While President Barack Obama has yet to make a public statement about the death of Michael Jackson, Obama's senior adviser David Axelrod told NBC's Meet the Press this weekend that Obama wrote to the Jackson family to privately send his condolences, Politico reports. "The president has written the family and has shared his feelings with the family, and he felt that that was the appropriate way to go," Axelrod said on air.
"The president obviously believes that he was an important and magnificent performer," Axelrod added. "Obviously, he led a sad life in many ways as well but his impact is undeniable." Axelrod noted that Obama was prepared to speak about Jackson during a press conference with German Chancellor Angela Merkel last Friday, however no reporters asked the President about Michael Jackson.

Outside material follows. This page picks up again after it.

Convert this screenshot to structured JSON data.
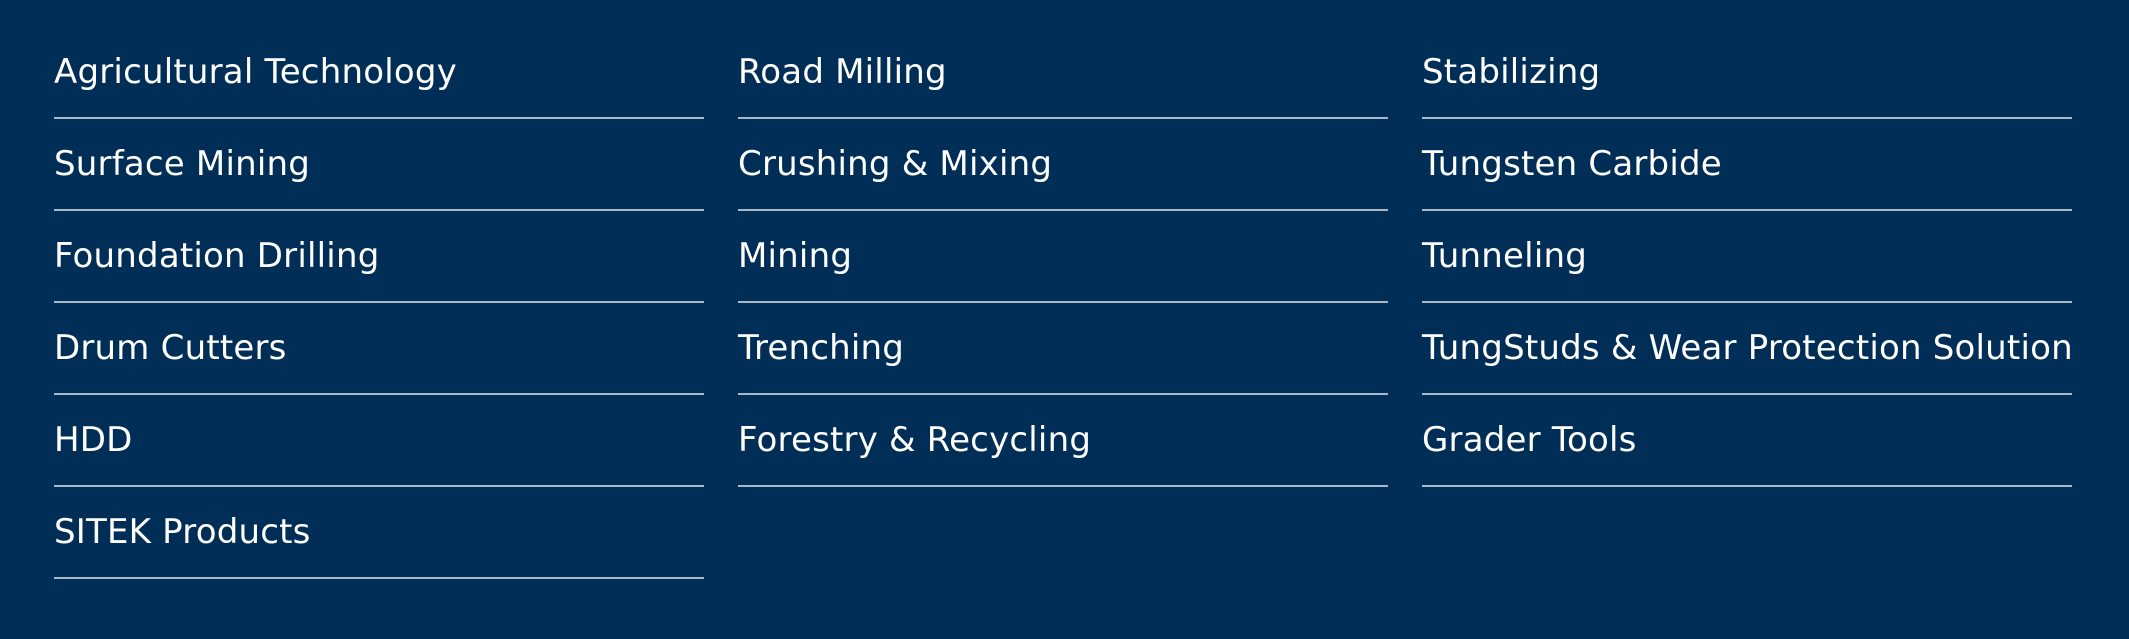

Axelrod's comments echo what press secretary Robert Gibbs told reporters last week following Jackson's sudden death. "I talked to [Obama] about it this morning. He said to me that obviously Michael Jackson was a spectacular performer, a music icon, and I think everybody remembers hearing his songs, watching him moonwalk on television during Motownâ€™s 25th anniversary," Gibbs said, "But the President also said he had aspects of his life that were sad and tragic. His condolences went out to the Jackson family and to fans who mourned his loss." No word whether Obama's written letter to the Jackson family would be made public or if the President himself would issue a statement regarding Jackson.